Asked how third-party embalming should be classified for consumers, Howard replied, "If you take a strict reading of our rules, it could be considered a cash advance item." Howard said the agency is currently reviewing its funeral regulations and that if third-party embalming is "becoming more prevalent and it turns out that consumers are being harmed by the practice, it could be we will take a serious look at it."
SCI is already making big profits on embalming. In five of its Austin-area funeral homes (the Cook-Walden chain), SCI charges $725 for embalming, which is up to triple the price charged by other local funeral homes. Given SCI's high volume and a business model which seeks to cut costs, the company's actual cost for embalming a body may be as little as the $145 that it was charged by Ooten's company.
In its dispute with the TFSC, SCI wants the agency to interpret the law so that independent, commercial embalming companies will be able to operate out of its existing funeral homes. SCI also wants the state to rule that these commercial embalming companies be allowed to operate under the licenses already held by SCI's funeral homes. If the state agrees, SCI will be able to reduce its overhead and thereby reduce its embalming costs even further.
In a July 23, 1998, letter to the attorney general's office, the TFSC's former general counsel, Jeffrey Schrader, explained the agency's position on the embalming issue. It's a position that clearly favors the consumer, not SCI. Schrader said that Texas law requires commercial embalming companies to have their own commercial embalming license. His letter also states that under Texas law, "a commercial embalming establishment cannot be licensed to operate out of the embalming preparation room of a licensed funeral establishment."
To bolster that conclusion, Schrader says that if commercial embalming facilities are allowed to operate out of existing funeral homes and share the same embalming preparation room, then "it would be unclear to the agency, consumers,\ and the general public as to who is ultimately accountable or responsible for the activities occurring in the funeral home facility."
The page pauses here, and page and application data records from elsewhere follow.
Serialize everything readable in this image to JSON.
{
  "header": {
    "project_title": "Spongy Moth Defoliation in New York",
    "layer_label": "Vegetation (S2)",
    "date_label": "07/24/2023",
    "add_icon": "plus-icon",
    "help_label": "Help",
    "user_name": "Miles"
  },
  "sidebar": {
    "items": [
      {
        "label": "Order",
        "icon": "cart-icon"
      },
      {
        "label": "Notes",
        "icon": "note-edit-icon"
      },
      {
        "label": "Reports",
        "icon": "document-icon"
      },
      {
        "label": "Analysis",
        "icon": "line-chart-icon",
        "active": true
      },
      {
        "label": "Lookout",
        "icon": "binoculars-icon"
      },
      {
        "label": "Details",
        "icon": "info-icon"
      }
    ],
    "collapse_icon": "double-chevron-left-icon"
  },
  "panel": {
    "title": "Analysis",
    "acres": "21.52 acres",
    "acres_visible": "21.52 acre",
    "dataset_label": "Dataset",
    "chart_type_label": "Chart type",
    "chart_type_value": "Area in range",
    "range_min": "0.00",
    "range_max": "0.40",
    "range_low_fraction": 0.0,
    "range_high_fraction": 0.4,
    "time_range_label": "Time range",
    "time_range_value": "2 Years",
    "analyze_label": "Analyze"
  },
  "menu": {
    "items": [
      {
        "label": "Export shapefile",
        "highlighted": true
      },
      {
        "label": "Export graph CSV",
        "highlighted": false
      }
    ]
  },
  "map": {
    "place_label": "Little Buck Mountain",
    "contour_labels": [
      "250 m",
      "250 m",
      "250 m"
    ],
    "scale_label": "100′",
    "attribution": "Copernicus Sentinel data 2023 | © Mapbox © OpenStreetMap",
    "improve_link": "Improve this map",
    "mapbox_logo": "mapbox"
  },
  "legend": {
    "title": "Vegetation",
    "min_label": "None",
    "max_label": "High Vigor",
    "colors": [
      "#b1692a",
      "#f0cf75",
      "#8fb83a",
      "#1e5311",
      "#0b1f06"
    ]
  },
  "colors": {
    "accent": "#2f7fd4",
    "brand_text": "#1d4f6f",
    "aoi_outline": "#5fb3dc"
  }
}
Despite the TFSC's position, some funeral home owners are siding with SCI. John Amey, the co-founder and former owner of Amey Funeral Home in Austin, who was also the chairman of the TFSC during the 1980s, believes funeral homes do not have to tell their clients when they are using a third-party contractor for embalming. And he even submitted an affidavit to that effect in the brief that SCI submitted to Attorney General John Cornyn.
But make no mistake, Amey appears to have an intense dislike for SCI. He says their prices for embalming are "preposterous" and "outrageous." However, he doesn't expect anything to come of the current investigation into their practices. "They are the biggest. They are the bully. They have the highest prices. They are the intimidators. They do it all," he said. The outcome of the TFSC's dispute with SCI is yet to be decided. But the case brought against SCI by Hood's family for the faulty embalming is going forward. And given the subject matter, it will no doubt prove embarrassing for the world's largest funeral company.
Industry Under Review
The Federal Trade Commission is currently reviewing the regulations that govern the funeral industry. It is encouraging citizens to comment on the existing funeral rules and to specify which regulations should be changed. Mail comments to: Federal Trade Commission, 600 Pennsylvania Ave., NW, Washington, D.C. 20580. Please mark your comments with the notation: 16CFR part 453. You can also e-mail comments to: email@example.com.